> _What this task involves_: Provide only the number of lines in the data below that contain the string "JSON".

(Component data from apps and pages)
..............................

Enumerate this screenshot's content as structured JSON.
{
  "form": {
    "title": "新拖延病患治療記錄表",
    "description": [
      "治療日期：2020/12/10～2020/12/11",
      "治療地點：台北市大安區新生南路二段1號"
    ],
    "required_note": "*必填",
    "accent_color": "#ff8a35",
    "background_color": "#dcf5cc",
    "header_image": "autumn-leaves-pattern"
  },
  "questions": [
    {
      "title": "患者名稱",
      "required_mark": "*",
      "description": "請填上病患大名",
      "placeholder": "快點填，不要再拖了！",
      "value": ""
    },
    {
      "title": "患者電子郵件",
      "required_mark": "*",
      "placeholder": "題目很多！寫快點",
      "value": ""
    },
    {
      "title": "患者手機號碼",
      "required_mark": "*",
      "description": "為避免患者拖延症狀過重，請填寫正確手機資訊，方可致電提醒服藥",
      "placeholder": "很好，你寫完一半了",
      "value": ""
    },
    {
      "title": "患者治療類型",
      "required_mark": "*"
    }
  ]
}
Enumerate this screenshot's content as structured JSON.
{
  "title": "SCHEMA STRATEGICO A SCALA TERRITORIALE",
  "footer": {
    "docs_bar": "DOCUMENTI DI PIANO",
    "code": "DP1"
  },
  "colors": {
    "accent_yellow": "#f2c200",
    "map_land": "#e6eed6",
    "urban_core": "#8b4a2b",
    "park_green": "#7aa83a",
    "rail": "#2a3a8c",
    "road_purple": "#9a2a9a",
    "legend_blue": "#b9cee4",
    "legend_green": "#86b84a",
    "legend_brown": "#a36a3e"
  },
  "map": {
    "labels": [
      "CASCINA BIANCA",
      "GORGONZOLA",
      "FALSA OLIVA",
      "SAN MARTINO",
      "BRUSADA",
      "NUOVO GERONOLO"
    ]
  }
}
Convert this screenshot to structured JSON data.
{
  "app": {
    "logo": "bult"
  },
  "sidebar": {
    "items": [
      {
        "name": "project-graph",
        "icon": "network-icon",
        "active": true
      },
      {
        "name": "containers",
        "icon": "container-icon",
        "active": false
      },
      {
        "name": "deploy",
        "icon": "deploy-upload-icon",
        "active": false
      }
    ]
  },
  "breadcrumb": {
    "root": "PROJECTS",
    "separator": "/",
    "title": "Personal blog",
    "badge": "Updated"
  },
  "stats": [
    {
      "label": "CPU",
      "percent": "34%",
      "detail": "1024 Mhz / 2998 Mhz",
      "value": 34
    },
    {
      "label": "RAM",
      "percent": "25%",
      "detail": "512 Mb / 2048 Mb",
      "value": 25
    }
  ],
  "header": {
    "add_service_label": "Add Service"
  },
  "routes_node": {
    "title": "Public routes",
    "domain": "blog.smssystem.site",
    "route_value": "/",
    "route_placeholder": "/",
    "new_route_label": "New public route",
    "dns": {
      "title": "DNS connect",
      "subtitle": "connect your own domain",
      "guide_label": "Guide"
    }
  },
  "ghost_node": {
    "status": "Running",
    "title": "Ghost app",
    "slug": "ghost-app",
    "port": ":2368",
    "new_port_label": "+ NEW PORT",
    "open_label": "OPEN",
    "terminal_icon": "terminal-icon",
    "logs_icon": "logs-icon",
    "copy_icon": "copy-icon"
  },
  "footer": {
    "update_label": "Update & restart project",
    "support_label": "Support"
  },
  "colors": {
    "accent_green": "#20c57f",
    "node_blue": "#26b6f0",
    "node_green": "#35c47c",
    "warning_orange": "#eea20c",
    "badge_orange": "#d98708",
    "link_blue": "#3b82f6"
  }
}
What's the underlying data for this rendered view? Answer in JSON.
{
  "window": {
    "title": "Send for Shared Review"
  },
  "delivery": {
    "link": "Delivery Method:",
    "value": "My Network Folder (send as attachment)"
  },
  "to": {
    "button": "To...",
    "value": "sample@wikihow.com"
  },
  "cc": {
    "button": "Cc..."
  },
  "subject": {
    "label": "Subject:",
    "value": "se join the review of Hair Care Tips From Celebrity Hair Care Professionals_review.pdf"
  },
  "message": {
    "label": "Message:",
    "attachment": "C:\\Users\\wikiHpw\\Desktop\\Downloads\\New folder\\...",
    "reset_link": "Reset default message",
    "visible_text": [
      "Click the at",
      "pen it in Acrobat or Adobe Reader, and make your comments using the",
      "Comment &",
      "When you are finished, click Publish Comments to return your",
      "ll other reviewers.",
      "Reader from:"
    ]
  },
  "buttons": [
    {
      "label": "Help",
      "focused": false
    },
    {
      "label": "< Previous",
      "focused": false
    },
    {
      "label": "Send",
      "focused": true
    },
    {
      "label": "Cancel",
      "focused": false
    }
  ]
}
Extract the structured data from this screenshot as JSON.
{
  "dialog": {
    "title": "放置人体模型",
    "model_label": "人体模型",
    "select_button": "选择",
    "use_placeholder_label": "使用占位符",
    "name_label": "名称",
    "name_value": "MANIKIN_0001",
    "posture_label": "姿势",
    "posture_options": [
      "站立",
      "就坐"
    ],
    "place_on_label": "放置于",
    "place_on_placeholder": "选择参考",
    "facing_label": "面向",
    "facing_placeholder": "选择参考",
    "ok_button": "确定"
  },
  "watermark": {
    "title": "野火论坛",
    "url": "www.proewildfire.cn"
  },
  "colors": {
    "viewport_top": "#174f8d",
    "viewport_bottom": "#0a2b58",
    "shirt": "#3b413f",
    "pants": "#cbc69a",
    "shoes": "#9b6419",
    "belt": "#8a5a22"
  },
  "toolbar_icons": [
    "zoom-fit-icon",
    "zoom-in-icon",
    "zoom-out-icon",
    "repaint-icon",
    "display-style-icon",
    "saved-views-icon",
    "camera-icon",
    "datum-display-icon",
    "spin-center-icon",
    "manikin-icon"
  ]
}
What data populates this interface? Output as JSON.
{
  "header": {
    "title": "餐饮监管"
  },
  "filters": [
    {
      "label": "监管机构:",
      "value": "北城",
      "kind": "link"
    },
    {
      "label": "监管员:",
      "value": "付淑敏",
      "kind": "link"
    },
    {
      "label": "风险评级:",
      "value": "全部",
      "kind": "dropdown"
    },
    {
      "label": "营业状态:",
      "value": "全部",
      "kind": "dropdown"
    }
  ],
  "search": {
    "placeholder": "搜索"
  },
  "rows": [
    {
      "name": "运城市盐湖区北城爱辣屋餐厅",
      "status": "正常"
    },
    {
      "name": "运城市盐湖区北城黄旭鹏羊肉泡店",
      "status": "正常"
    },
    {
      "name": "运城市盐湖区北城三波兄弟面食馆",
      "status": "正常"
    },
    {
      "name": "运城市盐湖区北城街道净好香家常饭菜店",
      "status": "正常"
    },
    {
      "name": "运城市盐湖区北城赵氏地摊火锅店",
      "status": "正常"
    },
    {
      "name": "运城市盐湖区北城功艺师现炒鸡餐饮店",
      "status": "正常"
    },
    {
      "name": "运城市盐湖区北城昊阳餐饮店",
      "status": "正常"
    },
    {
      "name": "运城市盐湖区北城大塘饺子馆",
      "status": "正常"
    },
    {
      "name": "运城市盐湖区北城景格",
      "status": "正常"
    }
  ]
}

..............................

> _Written solution_: 6